**Exercise objective**
Where a line of the records holds the string "attente", copy that line.

-*-*-

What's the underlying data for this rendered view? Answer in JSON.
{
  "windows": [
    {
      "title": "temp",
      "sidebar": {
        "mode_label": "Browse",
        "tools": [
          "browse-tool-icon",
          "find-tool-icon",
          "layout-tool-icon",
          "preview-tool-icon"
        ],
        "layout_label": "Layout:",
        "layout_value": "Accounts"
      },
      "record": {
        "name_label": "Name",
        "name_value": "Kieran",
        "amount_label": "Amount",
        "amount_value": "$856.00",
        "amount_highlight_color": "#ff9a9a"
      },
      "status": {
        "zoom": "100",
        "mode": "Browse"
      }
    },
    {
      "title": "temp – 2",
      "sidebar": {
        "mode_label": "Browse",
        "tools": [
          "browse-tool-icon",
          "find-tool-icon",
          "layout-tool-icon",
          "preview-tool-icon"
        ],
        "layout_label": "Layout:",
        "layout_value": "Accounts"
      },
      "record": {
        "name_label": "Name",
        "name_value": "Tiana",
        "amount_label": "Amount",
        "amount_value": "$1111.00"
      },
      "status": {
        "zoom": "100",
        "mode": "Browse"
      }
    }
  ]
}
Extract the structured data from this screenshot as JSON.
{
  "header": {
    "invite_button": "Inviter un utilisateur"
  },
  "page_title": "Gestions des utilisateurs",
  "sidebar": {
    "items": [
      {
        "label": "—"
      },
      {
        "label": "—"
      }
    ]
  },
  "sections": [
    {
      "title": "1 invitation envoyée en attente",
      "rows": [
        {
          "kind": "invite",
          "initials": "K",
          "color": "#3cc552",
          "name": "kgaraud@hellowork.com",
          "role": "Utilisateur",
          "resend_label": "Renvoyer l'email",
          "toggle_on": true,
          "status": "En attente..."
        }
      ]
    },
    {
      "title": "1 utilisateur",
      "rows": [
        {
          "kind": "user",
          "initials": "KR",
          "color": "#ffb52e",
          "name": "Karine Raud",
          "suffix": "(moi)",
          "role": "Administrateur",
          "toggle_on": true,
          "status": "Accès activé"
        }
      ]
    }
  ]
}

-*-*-

**Result for this exercise**
      "title": "1 invitation envoyée en attente",
          "status": "En attente..."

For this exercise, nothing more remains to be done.